Sun Chemical and Windmoeller & Hoelscher (W&H) recently co-hosted a special event for brand owners, converters and designers called “Transform Your Packaging with Color.”
The event reviewed trends and showcased the impact of color on packaging for shelf standout. One goal for the occasion was to develop a real-world proof that showed the benefits of early collaboration in the design and printing process.
Bryce Corp., a flexible packaging converter based in Memphis, Tennessee, took on that challenge with the creation of Chi-Pop bags.
The packaging design of the Chi-Pop bags recognizes Chicago as the home of specialty popcorns by using the Chicago skyline as the key visual and lists production facts from each of the companies involved at the Transform Your Packaging with Color event.
Produced using a W&H VISTAFLEX and expanded color gamut at Bryce Corp., the Chi-Pop bags were reverse printed on OPP film three across. A metallized OPP on the backside was also added using an extrusion laminator.

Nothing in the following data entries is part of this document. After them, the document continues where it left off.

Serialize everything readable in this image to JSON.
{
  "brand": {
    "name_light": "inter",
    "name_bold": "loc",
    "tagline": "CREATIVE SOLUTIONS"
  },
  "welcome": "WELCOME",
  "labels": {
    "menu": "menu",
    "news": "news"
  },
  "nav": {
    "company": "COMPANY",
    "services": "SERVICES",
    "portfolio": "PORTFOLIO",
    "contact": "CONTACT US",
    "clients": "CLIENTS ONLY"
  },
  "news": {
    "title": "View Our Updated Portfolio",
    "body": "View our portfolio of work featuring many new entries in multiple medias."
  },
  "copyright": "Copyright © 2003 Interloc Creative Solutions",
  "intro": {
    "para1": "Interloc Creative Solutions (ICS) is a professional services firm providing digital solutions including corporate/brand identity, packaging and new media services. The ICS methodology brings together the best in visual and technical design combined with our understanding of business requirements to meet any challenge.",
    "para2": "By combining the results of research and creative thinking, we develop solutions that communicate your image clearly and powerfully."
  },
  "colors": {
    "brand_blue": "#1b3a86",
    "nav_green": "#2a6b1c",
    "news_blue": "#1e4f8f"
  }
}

Most importantly, the colors and effects desired were achieved on the first test run. John Hite, the director of Printing Technologies and Pre-press at Bryce Corp., credits the success of achieving the required color targets on the first pull to “early collaboration.”

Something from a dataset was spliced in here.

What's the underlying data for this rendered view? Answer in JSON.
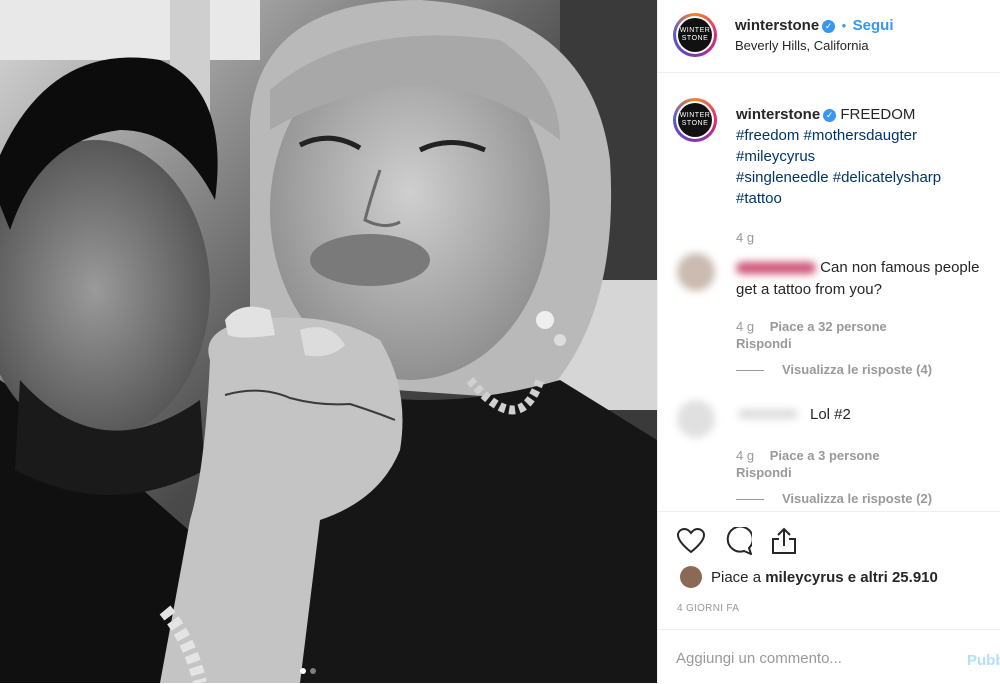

“From the outset of this project, there was a direct line of communication between the design/concept group, the tonal separations group, the ink company, the press manufacturer and printer/converter,” Hite says. “As soon as there was a concept design, we engaged as a team to address concerns. What are the capabilities of the inks? We knew what the printer concerns were before we went to press. The group collaborating together early in the process allowed us to set proper expectations upfront.”
In the case of the Chi-Pop bags, the early collaboration paid dividends in a variety of ways. For example, the color-shifting inks on the bags presented a unique challenge that had to be overcome. A trial was needed to explore what conditions were needed to make sure the backing material on the substrate was effective.
The original photography used for the design was changed because the separator developed a different image to better accomplish the original intent of the design. Since all the bags needed to have metallics on them, there were some important recommendations made by Bryce Corp. to help those metallics “pop.”
This type of collaboration led to color being achieved easily, matched proofs and expectations being reached on the first print run.
“It is important to know whether a package’s design elements are achievable. Once it is on the press, it is too late if it doesn’t work right,” Hite says. “There are always limitations no matter what print process is used. Collaboration is the key. We do ourselves an injustice if we don’t know the limitations of the printing process. Using our knowledge early as a team is truly a ‘win-win’ situation. Our Chi-Pop bags are a good example of the benefits of early collaboration.”